Key 2: Uncover life and decision making patterns

Understanding how to communicate effectively is the most valuable route to uncovering behaviors, decision making patterns and strengthening engagement. Knowing the communication style of each candidate prior to the hiring interview will enable the interviewing panel to customize their questions to the individual’s communication style.

To be able to effectively uncover life and decision making patterns, it’s important to understand how to communicate and the right questions to ask.Gaining insight into the communication and behavioral style of a candidate will reveal how well the individual/ he or she will fit with colleagues and respond to managers and supervisors.

Key 3: Match behaviors as well as talents to the role–having the skills to do the job isn’t enough

It is best to keep in mind, however, that having the skills to do the job isn’t enough. People want to work with meaning. Jobseekers will apply for positions they feel match their skills, but often the hiring process fails to match both talents and behaviors to the job. Whilst organizations need to secure the talent necessary for the success of the business, matching behaviors, as well as talents to roles, builds foundational blocks for long-term success.

Key 4: Don’t hire yourself

The trap many hiring panels fall into is assuming that a great exchange between candidate and hiring panel translates to best role fit. To avoid this pitfall, the interview panel needs to understand their own individual and collective behavior, communication and decision-making style in advance. This awareness will enable the panel to adapt their communication and interviewing style to the candidates. It is natural to feel more comfortable with communication that mirrors one’s own style. Conversely, it’s also the case that there could be an adverse response to communication styles that do not align.

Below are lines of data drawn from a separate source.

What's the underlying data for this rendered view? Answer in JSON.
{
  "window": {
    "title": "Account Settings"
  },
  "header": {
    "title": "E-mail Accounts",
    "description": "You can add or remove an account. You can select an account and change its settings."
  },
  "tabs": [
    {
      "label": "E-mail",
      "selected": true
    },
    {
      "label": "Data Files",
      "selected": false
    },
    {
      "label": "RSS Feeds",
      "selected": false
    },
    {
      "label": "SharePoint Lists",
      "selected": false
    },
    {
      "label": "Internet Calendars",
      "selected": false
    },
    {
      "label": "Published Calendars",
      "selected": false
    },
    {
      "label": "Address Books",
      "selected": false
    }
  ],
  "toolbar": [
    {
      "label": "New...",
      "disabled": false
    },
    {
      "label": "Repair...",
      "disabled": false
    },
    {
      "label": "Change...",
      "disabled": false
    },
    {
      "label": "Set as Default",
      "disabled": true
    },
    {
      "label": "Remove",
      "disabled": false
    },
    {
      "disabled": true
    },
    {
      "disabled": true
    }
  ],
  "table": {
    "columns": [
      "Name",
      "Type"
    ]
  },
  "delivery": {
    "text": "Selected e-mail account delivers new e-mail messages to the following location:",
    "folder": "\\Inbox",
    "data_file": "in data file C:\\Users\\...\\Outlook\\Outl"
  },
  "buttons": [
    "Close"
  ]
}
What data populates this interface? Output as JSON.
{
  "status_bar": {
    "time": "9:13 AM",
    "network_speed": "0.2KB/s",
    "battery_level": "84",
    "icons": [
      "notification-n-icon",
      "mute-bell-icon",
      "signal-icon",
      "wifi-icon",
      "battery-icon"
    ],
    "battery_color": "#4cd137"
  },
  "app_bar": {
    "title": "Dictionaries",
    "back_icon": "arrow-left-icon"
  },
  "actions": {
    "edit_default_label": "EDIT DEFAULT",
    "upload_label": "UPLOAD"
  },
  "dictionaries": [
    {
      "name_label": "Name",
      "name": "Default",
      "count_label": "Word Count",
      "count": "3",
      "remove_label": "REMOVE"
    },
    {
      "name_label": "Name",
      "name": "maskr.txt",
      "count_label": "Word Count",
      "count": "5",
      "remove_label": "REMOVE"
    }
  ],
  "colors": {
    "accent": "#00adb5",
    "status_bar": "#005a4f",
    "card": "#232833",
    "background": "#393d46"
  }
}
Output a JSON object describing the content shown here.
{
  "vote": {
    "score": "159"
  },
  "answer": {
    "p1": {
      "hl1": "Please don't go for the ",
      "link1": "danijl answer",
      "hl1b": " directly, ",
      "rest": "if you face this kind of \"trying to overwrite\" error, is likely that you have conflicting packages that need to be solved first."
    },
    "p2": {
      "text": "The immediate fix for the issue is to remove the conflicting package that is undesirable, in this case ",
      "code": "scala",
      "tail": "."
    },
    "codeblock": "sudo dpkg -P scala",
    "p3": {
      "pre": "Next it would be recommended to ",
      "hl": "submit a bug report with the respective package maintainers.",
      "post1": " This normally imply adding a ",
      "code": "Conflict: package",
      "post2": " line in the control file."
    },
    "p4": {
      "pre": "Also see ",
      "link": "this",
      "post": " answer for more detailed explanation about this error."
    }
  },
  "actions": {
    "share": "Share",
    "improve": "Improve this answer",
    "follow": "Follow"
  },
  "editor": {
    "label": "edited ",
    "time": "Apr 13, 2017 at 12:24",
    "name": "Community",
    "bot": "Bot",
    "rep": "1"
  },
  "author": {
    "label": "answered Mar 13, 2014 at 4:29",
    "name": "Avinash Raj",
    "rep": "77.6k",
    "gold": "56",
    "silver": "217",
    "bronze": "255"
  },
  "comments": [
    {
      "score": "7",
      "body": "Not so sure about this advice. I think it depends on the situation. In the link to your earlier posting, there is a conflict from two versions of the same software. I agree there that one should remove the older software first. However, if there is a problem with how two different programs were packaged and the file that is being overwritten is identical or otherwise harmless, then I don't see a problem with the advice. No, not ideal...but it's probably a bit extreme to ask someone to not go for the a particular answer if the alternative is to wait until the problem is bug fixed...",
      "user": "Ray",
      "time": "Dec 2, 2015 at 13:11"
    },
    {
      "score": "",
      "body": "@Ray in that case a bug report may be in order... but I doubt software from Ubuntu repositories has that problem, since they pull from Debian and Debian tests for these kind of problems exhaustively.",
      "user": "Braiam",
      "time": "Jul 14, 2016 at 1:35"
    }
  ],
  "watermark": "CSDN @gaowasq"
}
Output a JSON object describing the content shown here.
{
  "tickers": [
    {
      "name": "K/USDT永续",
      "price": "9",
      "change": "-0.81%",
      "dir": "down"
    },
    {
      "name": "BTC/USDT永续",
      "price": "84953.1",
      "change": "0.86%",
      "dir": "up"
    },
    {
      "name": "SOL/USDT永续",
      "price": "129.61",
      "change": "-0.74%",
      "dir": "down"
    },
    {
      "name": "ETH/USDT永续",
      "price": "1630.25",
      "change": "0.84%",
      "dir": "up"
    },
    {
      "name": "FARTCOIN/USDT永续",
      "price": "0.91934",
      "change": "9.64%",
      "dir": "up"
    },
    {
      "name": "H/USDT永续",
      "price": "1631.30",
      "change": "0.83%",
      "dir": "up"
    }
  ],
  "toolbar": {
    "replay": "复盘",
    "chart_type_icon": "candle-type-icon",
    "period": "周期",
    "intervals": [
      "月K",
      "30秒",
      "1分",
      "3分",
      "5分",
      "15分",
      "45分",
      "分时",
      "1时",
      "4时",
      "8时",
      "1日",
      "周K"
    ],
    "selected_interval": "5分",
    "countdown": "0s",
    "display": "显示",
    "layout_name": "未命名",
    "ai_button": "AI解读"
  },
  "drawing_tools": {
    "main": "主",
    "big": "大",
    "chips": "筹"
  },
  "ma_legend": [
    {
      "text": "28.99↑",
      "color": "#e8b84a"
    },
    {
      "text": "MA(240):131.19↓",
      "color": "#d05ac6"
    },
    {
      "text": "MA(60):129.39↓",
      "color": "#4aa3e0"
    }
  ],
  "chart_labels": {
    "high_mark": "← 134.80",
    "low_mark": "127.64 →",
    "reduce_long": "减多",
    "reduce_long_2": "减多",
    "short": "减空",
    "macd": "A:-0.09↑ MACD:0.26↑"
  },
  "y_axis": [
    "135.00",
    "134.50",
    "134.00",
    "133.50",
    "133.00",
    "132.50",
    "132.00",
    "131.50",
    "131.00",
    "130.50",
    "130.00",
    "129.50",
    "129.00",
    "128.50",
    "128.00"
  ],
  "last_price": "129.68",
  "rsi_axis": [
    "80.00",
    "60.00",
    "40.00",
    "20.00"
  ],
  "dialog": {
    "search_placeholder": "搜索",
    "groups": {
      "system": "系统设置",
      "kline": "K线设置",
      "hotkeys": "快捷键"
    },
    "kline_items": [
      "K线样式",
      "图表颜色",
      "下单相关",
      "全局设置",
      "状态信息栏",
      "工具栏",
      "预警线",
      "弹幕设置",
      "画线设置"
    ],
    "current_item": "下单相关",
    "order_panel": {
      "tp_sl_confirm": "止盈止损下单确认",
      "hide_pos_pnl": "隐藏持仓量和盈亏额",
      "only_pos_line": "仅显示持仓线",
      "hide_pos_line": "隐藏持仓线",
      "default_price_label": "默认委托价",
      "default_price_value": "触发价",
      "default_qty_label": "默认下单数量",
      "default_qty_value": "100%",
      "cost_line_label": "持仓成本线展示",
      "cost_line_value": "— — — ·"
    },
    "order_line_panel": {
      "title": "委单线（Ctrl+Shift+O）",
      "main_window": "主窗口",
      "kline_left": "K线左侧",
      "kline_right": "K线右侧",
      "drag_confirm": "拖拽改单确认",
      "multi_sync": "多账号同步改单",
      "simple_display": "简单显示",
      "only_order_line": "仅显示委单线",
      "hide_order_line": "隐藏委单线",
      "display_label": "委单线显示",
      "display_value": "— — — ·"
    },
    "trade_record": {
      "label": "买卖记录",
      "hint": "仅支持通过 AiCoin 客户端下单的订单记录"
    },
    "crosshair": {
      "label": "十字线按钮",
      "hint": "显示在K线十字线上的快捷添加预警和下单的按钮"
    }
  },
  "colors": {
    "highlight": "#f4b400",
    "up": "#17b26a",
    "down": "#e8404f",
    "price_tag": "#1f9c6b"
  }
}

Key 5: Be known as a champion organization; one that has candidates lining up to get in. Everyone wants to work for a winner.

Be Known as a Champion Organization

Understand and implement each of these 5 keys, and you are more likely to hire effectively and retain top talent. People want to work for an organization that values talent, communicates effectively, and is known not only for its success in business but its inherent ability to know, understand and engage with employees to get the very best out of them/unlock their potential. Having a reputation as an organization that delivers their employees vision, in addition to delivering the vision of the business, will attract top talent.

Key 1: Alignment of vision and life direction; engaging head, heart, and talent.

Key 2: Uncover life and decision making patterns.

Key 3: Match behaviors as well as talents to the role; having the skills to do the job isn’t enough.

Key 4: Don’t hire yourself

Key 5: Be known as a champion organization; one that has candidates lining up to get in. Everyone wants to for a winner.

There’s no such thing as the perfect candidate. Look for candidates who can perform at the job with a bit of training and practice but have a communication and behavioral style that’s the best fit for your current team dynamics.

Remember: Great resumes can be bought. Behaviors cannot be.